On our last fishing trip my wife Lori a few weeks ago just before breaking her arm broke a fly rod while we were fishing.
It was one of our customer rods that I keep in my Suburban. Although we have expensive Sage, Winston and Orvis rods, we often take our customers’ cheap rods when we go fishing. They are readily available, usually already rigged, and fish well. I actually can’t tell the difference between the way the client’s rods and our personal rods throw.
Our customer rods are the Temple Fork Outfitter (TFO) professional series rods. New, they cost $ 129. Mine are about 15 years old. These are the rods that I lend to customers who do not or have not brought their own rods.

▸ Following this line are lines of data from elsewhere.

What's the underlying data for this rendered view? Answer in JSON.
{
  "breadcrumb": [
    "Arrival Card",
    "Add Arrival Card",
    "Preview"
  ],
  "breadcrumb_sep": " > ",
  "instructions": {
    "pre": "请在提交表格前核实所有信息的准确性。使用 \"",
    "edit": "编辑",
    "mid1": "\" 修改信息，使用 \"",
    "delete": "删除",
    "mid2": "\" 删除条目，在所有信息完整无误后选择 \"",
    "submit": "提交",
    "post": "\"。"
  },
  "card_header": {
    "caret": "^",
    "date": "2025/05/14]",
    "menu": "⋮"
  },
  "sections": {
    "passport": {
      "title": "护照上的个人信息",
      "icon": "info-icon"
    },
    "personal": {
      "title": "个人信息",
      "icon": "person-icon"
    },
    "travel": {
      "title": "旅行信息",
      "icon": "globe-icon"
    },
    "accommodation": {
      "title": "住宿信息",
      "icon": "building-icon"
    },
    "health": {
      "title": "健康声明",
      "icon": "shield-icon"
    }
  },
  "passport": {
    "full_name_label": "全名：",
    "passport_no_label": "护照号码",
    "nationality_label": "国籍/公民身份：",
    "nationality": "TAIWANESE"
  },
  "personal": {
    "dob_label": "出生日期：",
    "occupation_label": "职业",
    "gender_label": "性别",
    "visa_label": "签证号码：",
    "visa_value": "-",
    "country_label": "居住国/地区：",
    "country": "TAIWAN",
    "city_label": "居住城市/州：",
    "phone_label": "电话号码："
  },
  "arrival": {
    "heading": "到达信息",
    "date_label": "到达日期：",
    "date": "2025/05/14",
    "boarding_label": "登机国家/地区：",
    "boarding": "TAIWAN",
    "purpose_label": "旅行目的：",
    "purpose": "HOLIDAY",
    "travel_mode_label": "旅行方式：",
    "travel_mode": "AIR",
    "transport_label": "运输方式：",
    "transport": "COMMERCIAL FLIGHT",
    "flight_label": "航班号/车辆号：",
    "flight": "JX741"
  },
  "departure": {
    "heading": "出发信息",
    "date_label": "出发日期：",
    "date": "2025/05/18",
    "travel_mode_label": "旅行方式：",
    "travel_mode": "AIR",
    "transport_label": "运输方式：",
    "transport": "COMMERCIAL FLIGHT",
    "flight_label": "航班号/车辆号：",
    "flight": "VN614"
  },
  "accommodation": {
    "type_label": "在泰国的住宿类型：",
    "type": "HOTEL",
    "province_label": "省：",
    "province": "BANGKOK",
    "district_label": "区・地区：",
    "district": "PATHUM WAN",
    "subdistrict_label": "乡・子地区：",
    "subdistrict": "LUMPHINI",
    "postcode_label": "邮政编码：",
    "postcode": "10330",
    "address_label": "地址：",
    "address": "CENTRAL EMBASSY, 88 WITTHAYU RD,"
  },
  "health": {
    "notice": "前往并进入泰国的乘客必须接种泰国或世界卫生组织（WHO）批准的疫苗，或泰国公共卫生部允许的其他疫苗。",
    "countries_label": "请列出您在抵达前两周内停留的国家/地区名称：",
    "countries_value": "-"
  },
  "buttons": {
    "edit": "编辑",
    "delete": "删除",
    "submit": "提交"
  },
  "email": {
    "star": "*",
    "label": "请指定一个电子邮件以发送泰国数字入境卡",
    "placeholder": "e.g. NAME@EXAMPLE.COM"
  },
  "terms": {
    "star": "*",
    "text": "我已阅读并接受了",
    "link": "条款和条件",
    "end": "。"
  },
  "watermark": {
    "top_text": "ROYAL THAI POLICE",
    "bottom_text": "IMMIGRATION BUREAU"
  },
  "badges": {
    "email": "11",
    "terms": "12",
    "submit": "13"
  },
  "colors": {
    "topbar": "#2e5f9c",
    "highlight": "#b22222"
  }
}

We also use them regularly on Dry Run Creek. Because of this, they suffer a lot of abuse. They are really beaten up. Their best feature is that they have a lifetime warranty.
When I got home I remembered I had another client rod that was broken. It was time to send them back to TFO for repair. I gathered the stems and put them in the box they came in (I had kept the box in the garage for this purpose). I have attached my address and a check for $ 80. It’s $ 40 for each rod. I sent the box to TFO.
Two weeks later, I received a box of TFO. There were two new fly rods. I can only assume that the folks at TFO were so impressed that I had used the rods so much or they felt sorry for me, because the rods I sent for repair looked so damaged.
I used the rods the following week. My clients were so impressed with the way the rods were throwing and fishing that they decided to buy the same rods for themselves.
At the same time as I sent the TFO rods for repair, I returned an Orvis rod. It was an expensive rod ($ 800) that I use for fishing streamers. Orvis comes with a 25 year warranty. I had to get a return authorization from Orvis. I have enclosed the broken rod, my address, and a check for $ 60. I posted everything the same day as the TFO rods. I haven’t received the rod yet.
While the best idea is not to break a rod, the reality of the situation is rods are broken in doors, ceiling fans, fighting huge fish and a thousand other places. Most rod manufacturers offer some sort of guarantee. TFO has one of the best. It’s quick, inexpensive, and easy to do. The idea of receiving new rods was a definite plus. The Orvis warranty is limited, costs more, and takes longer.
I’ve been a fan of TFO for a long time, and that only makes it stronger.